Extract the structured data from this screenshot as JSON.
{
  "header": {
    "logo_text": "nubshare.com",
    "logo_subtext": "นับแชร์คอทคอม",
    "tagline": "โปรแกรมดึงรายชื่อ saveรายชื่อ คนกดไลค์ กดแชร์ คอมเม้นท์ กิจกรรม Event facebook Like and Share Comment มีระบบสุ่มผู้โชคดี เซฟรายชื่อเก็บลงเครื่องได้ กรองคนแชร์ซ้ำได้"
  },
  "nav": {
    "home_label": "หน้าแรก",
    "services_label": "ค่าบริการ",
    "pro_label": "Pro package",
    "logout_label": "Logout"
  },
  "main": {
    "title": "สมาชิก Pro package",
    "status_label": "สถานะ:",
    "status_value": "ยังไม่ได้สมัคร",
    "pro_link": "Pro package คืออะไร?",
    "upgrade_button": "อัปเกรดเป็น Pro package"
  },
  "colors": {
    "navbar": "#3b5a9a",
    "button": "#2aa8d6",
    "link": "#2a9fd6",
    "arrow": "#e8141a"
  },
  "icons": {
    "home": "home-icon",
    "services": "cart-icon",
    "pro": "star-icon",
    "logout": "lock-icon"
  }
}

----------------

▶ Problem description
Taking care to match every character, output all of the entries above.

▶ Your response
Extract the structured data from this screenshot as JSON.
{
  "header": {
    "logo_text": "nubshare.com",
    "logo_subtext": "นับแชร์คอทคอม",
    "tagline": "โปรแกรมดึงรายชื่อ saveรายชื่อ คนกดไลค์ กดแชร์ คอมเม้นท์ กิจกรรม Event facebook Like and Share Comment มีระบบสุ่มผู้โชคดี เซฟรายชื่อเก็บลงเครื่องได้ กรองคนแชร์ซ้ำได้"
  },
  "nav": {
    "home_label": "หน้าแรก",
    "services_label": "ค่าบริการ",
    "pro_label": "Pro package",
    "logout_label": "Logout"
  },
  "main": {
    "title": "สมาชิก Pro package",
    "status_label": "สถานะ:",
    "status_value": "ยังไม่ได้สมัคร",
    "pro_link": "Pro package คืออะไร?",
    "upgrade_button": "อัปเกรดเป็น Pro package"
  },
  "colors": {
    "navbar": "#3b5a9a",
    "button": "#2aa8d6",
    "link": "#2a9fd6",
    "arrow": "#e8141a"
  },
  "icons": {
    "home": "home-icon",
    "services": "cart-icon",
    "pro": "star-icon",
    "logout": "lock-icon"
  }
}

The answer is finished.